But the facts show that Jesus couldn't have been born on December 25 because of two key events recorded in Luke 2. First, a Roman census was taking place (verses 1-6), and this would never have been conducted in the winter when it was difficult to travel. Second, the shepherds were in the fields watching their flocks by night at the time of Jesus' birth (verses 7-8). Since December is cold and rainy in Judea, the shepherds wouldn't have wanted to stay with their flocks in the open fields but would likely have kept them in shelters at this time of year.
Scholars who carefully consider all the evidence of Luke's account realize that it is most likely that Jesus was born in the autumn. A careful study of the birth of John the Baptist and the account showing that John was born six months before Christ (Luke 1:26, 36) indicates that Jesus was likely born in September or early October. The popular idea that Jesus was born on December 25 is simply a compromise with paganism, says William Walsh in his book The Story of Santa Klaus.
Jewish lifestyle obscured
The new, revised Jesus known by most today has largely been stripped of His Jewish background and culture. Even though the Bible clearly states, "It is evident that our Lord arose from Judah" (Hebrews 7:14), most claiming to worship Him today are uncomfortable with—if not outright hostile toward—His Jewish background.
Many simply don't realize that Jesus lived a life that included regularly going to the synagogue on Saturday, the weekly Sabbath (Luke 4:16), observing the biblical Holy Days (Leviticus 23; Luke 2:41; Matthew 26:17; John 7:2, 10) and not eating pork or shellfish (Leviticus 11; Deuteronomy 14).

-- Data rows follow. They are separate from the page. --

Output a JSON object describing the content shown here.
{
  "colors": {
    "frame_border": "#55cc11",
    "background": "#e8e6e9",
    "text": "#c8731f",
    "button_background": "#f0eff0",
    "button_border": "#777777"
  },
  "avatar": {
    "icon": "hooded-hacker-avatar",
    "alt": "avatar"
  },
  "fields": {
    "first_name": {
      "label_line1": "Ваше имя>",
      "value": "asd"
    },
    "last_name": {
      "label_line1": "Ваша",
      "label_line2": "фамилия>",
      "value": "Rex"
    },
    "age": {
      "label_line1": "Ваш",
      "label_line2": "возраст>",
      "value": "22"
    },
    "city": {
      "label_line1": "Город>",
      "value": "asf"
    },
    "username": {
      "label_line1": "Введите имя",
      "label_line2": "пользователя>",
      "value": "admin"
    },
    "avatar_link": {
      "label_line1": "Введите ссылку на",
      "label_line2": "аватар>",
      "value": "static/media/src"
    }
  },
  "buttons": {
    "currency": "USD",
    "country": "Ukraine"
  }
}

Those who know of Jesus' lifestyle commonly think that He deemed it too harsh and demanding and that He lived by it in place of us so no one would ever have to follow its requirements again. But Jesus never indicated that He was now rejecting the culture in which He had lived or that He wanted His followers to reject the biblical instruction regarding these practices.
After Jesus' death, His disciples continued to follow His lifestyle, and they taught new believers to do the same. Paul said, "Imitate me, just as I also imitate Christ" (1 Corinthians 11:1). When Paul traveled, he continued to worship God on Saturdays (Acts 13:5, 14; 16:13; 17:2; 18:4), just as Jesus had done.
When the gentiles (non-Israelites) of the city of Antioch wanted to hear Paul's words, they assembled with the Jews the next Sabbath (Acts 13:42-44). Instead of accepting the clear biblical record, many have embraced the false argument that Paul taught the gentiles to meet on Sunday instead of Saturday. It's commonly assumed that the day of worship was changed to honor the day of Jesus' resurrection (another falsehood since Jesus rose from the grave on Saturday around sunset).
Toward the end of the first century, Jesus' disciple John wrote: "He who says he abides in Him ought himself also to walk just as He walked" (1 John 2:6). So he, too, taught believers to live their lives as Jesus had done. How ironic it is that anyone actually following Jesus' lifestyle today is thought to be unchristian. Such thinking simply reflects the profound success of those who designed today's counterfeit Jesus.
To learn more about the real Jesus of Nazareth, how His message has been distorted and how He wants you to live, see the full version of this article in our sister magazine, The Good News. We also suggest that you request our free booklet Jesus Christ: The Real Story.
Are you going to follow a cleverly designed myth—a fictional character without a biblical basis—or the real Jesus Christ? Choose the real, authentic Jesus for a better life now and in the future. VT